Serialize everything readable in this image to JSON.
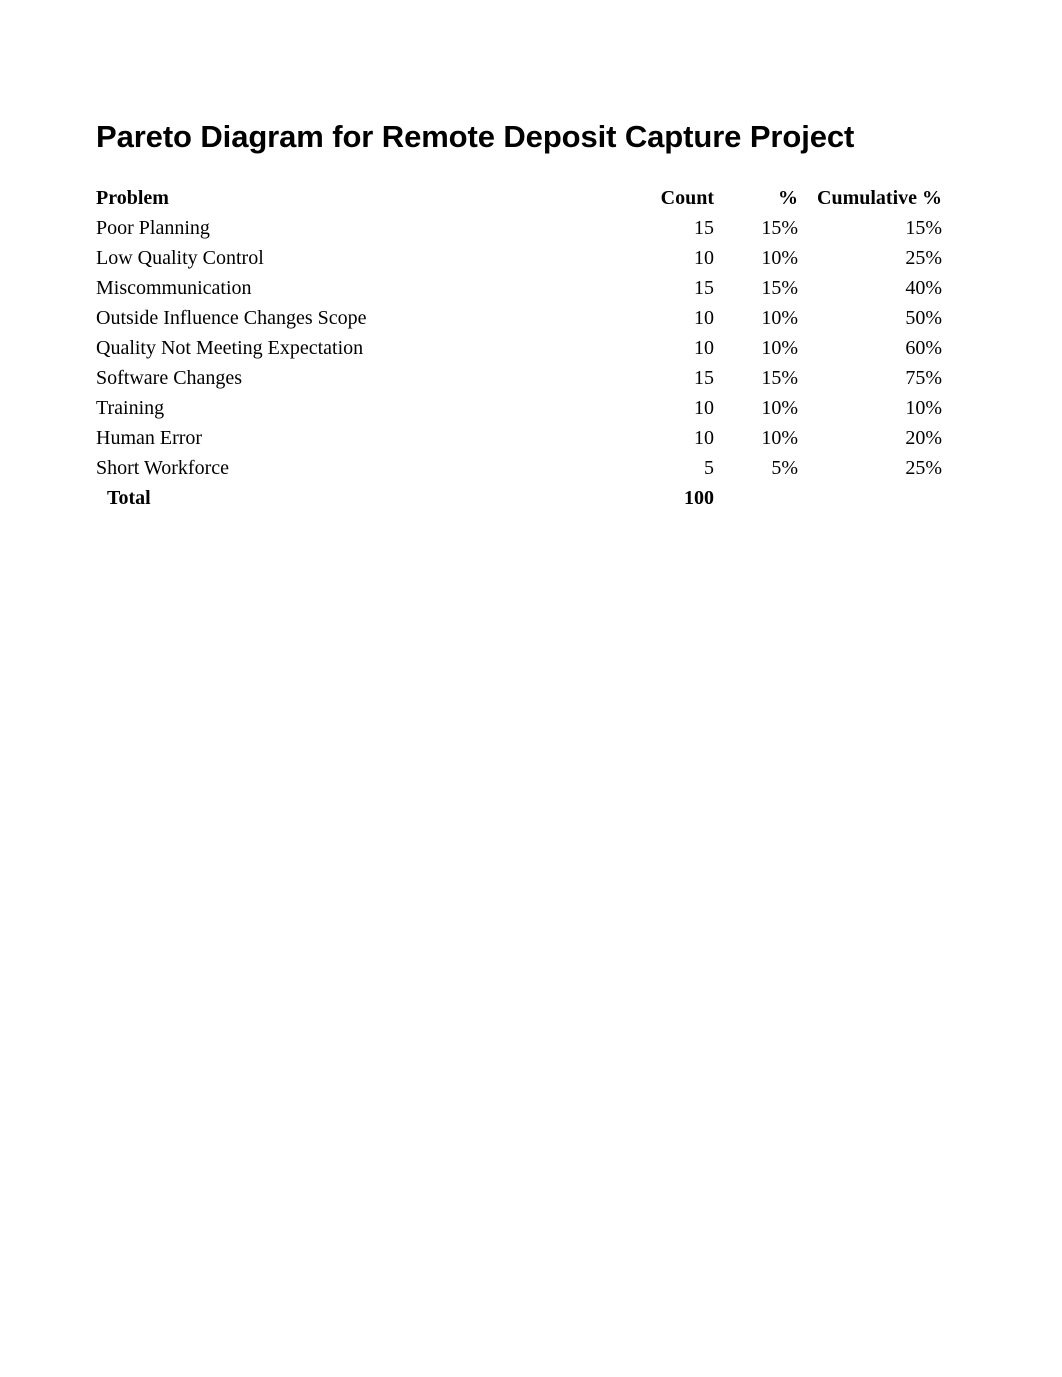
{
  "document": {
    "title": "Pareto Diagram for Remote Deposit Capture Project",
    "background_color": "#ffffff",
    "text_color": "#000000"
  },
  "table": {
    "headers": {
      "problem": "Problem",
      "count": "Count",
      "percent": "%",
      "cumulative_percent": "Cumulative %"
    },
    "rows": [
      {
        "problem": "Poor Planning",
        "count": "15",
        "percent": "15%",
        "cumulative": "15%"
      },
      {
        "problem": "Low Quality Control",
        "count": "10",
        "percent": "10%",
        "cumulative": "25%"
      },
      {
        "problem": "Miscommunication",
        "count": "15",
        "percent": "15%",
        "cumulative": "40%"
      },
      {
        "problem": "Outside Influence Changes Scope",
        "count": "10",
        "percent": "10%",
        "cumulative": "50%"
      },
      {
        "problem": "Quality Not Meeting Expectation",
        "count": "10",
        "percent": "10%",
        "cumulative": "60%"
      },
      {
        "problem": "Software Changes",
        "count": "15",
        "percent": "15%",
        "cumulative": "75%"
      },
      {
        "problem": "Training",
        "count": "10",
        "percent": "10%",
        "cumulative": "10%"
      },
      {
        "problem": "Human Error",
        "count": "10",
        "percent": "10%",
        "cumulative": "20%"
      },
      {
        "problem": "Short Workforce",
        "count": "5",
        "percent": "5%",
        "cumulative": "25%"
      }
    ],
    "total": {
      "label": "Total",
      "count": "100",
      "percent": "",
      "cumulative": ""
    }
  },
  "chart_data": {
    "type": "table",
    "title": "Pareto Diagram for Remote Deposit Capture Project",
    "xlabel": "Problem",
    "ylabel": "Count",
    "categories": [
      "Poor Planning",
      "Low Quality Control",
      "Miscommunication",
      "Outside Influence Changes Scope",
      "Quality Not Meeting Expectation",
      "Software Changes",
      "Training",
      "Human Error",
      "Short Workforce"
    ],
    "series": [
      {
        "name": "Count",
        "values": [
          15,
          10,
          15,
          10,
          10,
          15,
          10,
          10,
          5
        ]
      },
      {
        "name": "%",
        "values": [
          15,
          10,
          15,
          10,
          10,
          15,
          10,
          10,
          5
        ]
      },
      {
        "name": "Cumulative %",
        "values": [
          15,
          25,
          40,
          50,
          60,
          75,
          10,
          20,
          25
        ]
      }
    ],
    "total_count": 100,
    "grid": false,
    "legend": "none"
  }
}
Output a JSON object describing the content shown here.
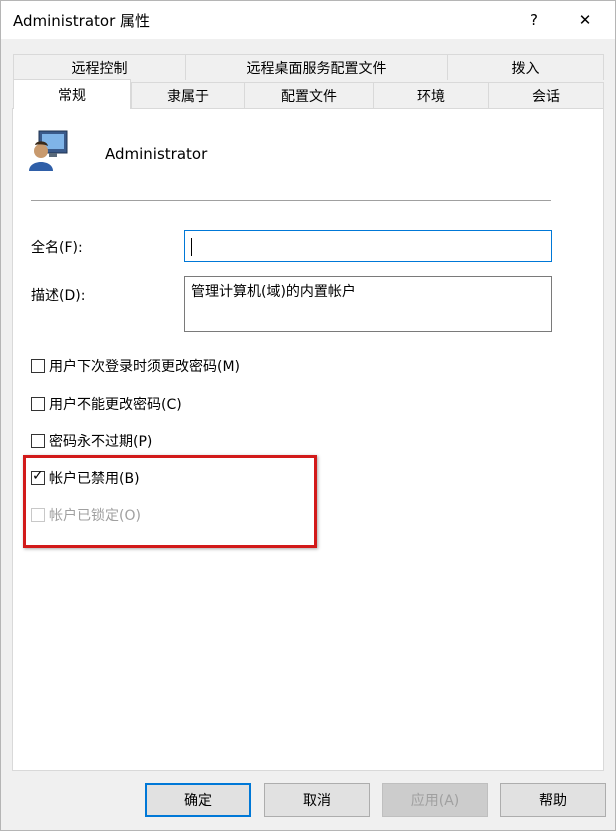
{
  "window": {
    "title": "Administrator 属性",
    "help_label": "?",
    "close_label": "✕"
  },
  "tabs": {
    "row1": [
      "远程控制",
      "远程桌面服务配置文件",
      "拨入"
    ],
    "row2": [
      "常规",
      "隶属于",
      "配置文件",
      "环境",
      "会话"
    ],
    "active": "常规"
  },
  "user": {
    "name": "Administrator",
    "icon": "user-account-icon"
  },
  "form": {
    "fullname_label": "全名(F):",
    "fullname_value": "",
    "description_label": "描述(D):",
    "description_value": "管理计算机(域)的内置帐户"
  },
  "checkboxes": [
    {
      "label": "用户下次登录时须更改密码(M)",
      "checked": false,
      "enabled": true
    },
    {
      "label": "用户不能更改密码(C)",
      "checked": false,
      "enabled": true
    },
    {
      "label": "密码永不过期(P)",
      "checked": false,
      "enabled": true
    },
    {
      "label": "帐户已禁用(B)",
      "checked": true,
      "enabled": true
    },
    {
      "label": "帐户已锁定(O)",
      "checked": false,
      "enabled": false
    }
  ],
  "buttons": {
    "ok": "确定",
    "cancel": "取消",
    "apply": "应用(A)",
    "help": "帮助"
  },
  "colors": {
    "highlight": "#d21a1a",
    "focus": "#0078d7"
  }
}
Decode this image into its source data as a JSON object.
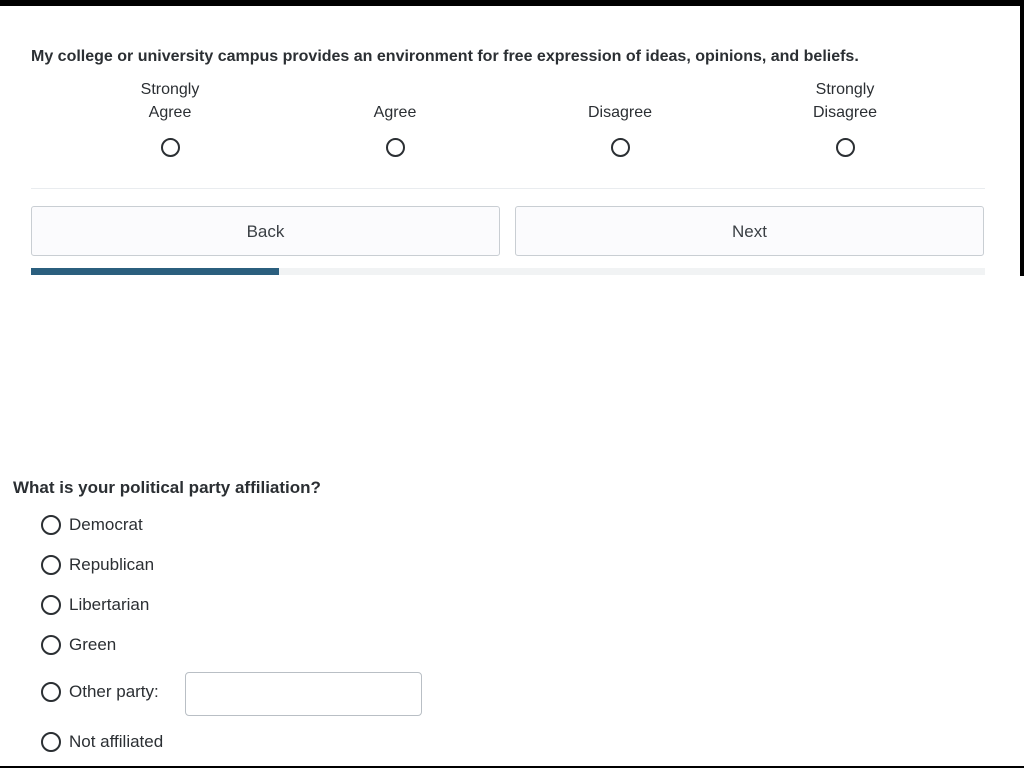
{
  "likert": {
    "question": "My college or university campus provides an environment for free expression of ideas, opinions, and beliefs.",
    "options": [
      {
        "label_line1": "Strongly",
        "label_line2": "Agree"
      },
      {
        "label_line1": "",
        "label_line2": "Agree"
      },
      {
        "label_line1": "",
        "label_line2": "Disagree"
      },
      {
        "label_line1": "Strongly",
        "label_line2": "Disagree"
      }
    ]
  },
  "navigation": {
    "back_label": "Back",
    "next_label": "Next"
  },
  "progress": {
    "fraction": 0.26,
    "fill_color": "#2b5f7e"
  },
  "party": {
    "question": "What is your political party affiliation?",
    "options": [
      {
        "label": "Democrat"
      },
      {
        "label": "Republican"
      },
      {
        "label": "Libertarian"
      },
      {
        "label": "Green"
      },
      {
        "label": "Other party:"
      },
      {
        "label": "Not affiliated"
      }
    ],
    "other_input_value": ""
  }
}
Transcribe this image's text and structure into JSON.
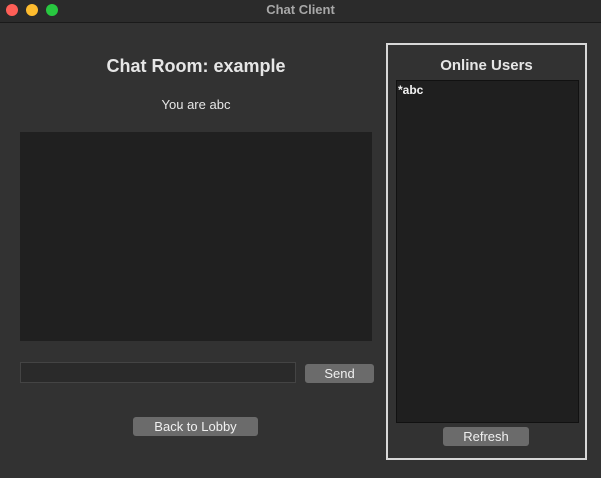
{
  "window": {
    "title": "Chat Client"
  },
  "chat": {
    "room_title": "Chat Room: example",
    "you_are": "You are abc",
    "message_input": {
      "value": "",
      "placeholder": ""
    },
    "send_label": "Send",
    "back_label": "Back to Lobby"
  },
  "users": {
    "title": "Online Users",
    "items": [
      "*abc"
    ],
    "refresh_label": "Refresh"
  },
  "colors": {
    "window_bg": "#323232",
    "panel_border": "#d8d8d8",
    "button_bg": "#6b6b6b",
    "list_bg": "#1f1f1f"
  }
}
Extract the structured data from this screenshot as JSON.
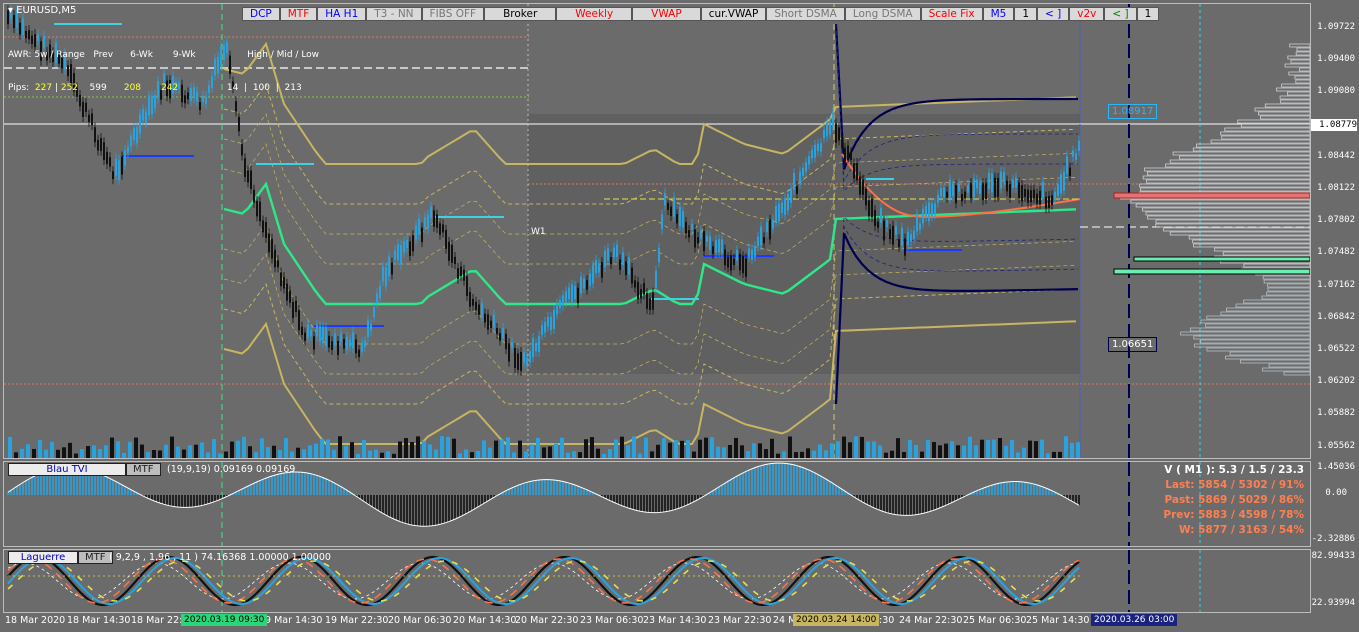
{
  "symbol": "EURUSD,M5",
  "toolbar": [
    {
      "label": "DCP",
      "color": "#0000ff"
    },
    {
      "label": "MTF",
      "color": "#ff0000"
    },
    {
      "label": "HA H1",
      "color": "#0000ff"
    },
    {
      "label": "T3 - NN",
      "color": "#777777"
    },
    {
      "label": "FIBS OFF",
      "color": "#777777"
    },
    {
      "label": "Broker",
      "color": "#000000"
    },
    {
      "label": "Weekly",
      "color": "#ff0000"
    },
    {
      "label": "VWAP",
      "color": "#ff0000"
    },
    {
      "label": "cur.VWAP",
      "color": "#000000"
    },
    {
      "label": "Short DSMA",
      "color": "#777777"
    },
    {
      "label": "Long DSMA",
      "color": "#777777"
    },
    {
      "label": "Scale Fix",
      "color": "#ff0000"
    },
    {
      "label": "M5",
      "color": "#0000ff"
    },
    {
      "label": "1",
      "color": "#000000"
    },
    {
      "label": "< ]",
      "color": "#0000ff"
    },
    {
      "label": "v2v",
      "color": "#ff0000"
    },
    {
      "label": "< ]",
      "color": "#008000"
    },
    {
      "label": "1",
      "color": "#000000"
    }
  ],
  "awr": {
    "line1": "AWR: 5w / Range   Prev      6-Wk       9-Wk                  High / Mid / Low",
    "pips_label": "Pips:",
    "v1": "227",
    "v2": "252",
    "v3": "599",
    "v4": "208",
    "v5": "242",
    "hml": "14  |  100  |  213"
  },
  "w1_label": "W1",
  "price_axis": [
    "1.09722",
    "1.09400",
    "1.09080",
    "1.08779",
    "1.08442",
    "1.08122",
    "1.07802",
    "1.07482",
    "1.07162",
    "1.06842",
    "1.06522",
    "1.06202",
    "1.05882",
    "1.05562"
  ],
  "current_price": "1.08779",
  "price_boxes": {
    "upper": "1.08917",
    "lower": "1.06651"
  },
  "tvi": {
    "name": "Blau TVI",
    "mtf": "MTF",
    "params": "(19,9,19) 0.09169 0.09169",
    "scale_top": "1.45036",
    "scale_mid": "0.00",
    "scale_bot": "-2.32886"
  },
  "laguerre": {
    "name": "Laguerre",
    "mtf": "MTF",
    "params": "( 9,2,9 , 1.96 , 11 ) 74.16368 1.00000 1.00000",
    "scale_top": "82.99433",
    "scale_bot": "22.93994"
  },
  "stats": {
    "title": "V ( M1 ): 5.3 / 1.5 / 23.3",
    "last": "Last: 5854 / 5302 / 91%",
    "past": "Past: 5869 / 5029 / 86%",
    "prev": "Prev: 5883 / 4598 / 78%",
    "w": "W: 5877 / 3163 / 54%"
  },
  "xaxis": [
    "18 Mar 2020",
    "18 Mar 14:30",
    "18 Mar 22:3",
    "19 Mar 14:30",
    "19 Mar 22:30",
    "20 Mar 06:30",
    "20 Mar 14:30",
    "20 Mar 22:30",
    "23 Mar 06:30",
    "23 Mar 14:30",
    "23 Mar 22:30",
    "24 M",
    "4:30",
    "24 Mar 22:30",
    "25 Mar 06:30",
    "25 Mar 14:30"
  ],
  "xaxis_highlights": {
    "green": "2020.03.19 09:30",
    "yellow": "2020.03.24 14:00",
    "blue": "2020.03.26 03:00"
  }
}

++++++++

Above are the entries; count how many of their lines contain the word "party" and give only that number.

3